Anything wrong with that?
First, these groups almost never disclose they exist when promoting for each other even though they’re giving each other reciprocal testimonials to add credibility.
And when exposed, they laugh it off as a tinfoil hat conspiracy (shooting the messenger rather than defending the indefensible).
Second, the emails and other marketing materials they use to promote are filled with lies and half-truths intended to deceive prospective customers into buying info products that have never been tried by the person promoting it.
Third, what’s sold in one launch is recycled as a “freebie” bonus by the same marketer when piking as an affiliate later. This is a key to understanding the stench that underlies some of the biggest “guru” events you see online, affiliate leaderboards, and the affiliate prizes they give each other for number of sales made per launch.
The Circle Jerk Calendar
Let’s say Billy Bob joins five other marketers in a private group called the “The Circle Jerks.” They decide each marketer in the group will have two product launches each year with everyone else promoting as an affiliate for those launches.
They split it up over a calendar so that there’s a launch every month by someone in the group (12 launches per year).
That’s 2 launches where a marketer profits from launching his own products plus 10 more launches where he also profits as an affiliate for launches done by the other five Circle Jerkers.
When there are hundreds of affiliates promoting on a particular launch, how do you induce prospects to sign up through your affiliate link instead on someone else’s link?

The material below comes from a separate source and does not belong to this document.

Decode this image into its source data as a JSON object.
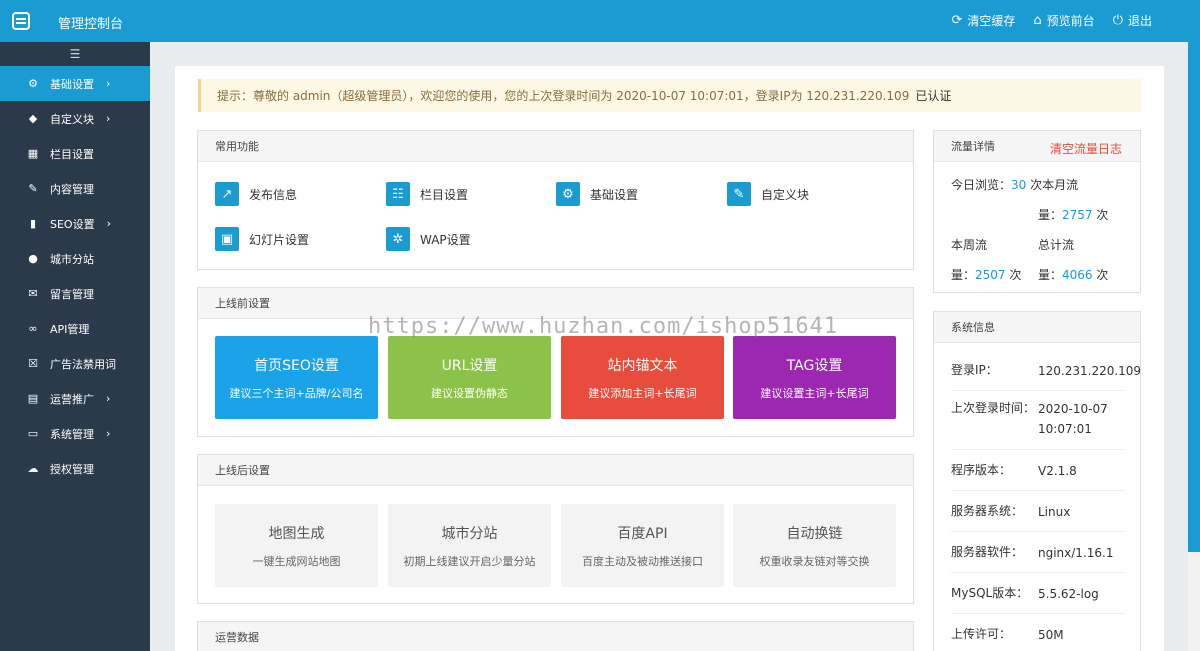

After all, during pre-launch, the average prospect is going to get promo emails from 5 or 6 different affiliates.
The solution for Circle Jerkers is to offer as an affiliate freebie bonus one of the same products they duped other people into buying at a prior product launch.
In other words, Billy Bob will sell a product for a $1,000 during his own launch and then turn around six months later and give it away as a “bonus” to someone buying through his affiliate link for product launch by another member of the group.
How would you feel if you were the person who bought for $1,000 to discover it as a “freebie” six months later?
Getting Caught And Finding Jesus
At some point, a trial lawyer representing a deceived client, or a government agency (e.g. FTC) deciding to make an example, will nail notorious info product marketers for misconduct when they cross the line by making unsubstantiated claims and engaging in other deceptive trade practices. It’s a natural response to part of this disturbing trend in Internet marketing.
Because many of these “gurus” have an anti-social personality disorder (they are sociopaths or psychopaths), it’s common after getting nailed for wrong-doing that the act of getting caught is actually marketed to the guru’s advantage.
Some play the victim, wearing it as an “us versus them” persecution badge of honor to their tribe of sheeple.
Others will claim they’ve reformed, found religion, or some other insincere spin to dupe prospects into believing they’ve turned over a new leaf when selling that next info product.
Are All Info Product Launches Bad?
No. Online info product launches do have their rightful place in a successful information marketing business model.
But they are too often misused to hurt a lot of people…customers who mistakenly placed their trust in the wrong “gurus” because of lack of knowledge, financial desperation, or greed.
What should you take away from this?
If it sounds too good to be true, don’t invest your time and money on it.
And if you’re marketing through info product launches (your own products or as an affiliate), be ethical and comply with the law when you do it.